    @Tyrell: Shorter Tyrell: “It’s not like it was in the old days.”
    [Rejoinder from the abyss]: “…and it wasn’t like that then either.”

  13. An Interested Party says:

    These days, “unity” looks like weakness…there’s a reason Booker’s numbers are so impotent…

  14. Tyrell says:

    @SenyorDave: I chose to talk about the Democrat party because the subject here was Senator Booker ; not because I have a beef with Democrats . I have little interest in the Republican party as I am a lifelong member of the Southern wing of the Democratic party. I was brought up hearing a lot about Franklin Roosevelt and Harry Truman. I liked Kennedy and I still think Lyndon Johnson was a great president.
    I was okay with some Republicans: Dirksen, Goldwater, Fred Thompson, Helms, and Nelson Rockefeller. Nixon did some good things, but messed up. Reagan was okay, but came along later and was overrated.

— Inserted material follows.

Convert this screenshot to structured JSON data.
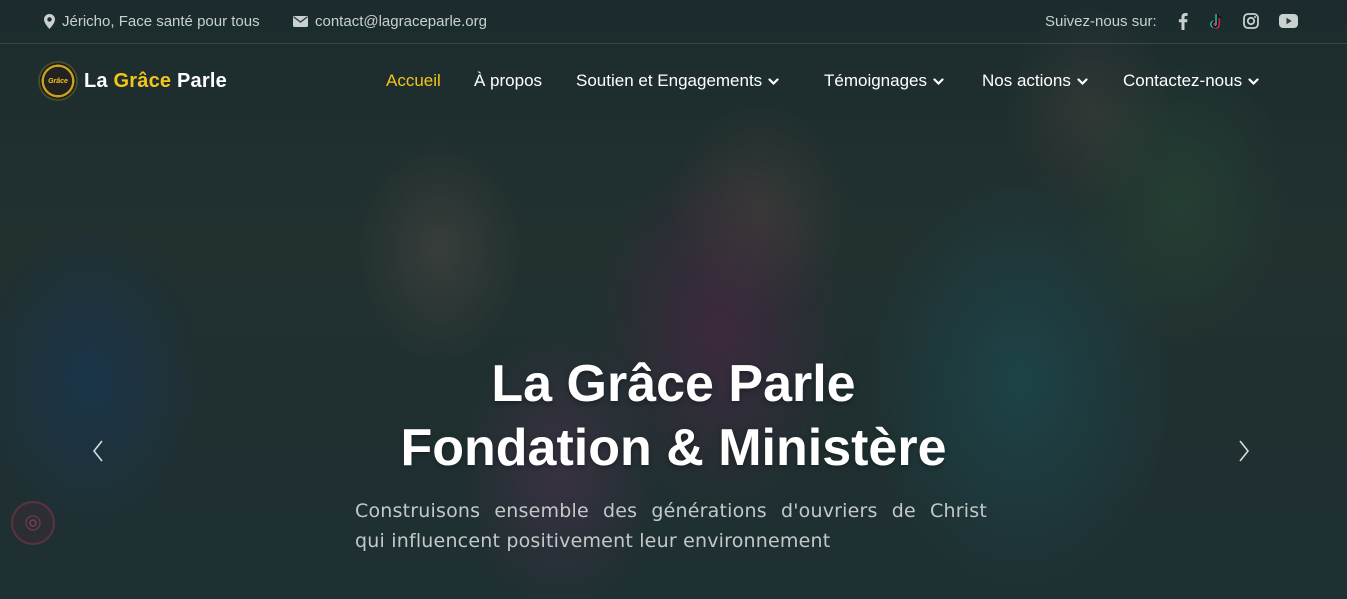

The only time that I voted for a Republican was for Nixon in 1972: the ill fated Senator McGovern campaign.
    I go back to a time when I can remember people around here still had resentment about Republicans: General Sherman’s destruction and the so-called “Reconstruction” fiasco.
    The Republican party was virtually non-existent around here when I was a child. Some counties did not even have a Republican registration book! Even now the Democrats still dominate local and most state offices. It is the presidential candidates that have been the issue. I will certainly support a Democrat candidate for president, if and when they nominate one who is centrist. And preferably a southerner.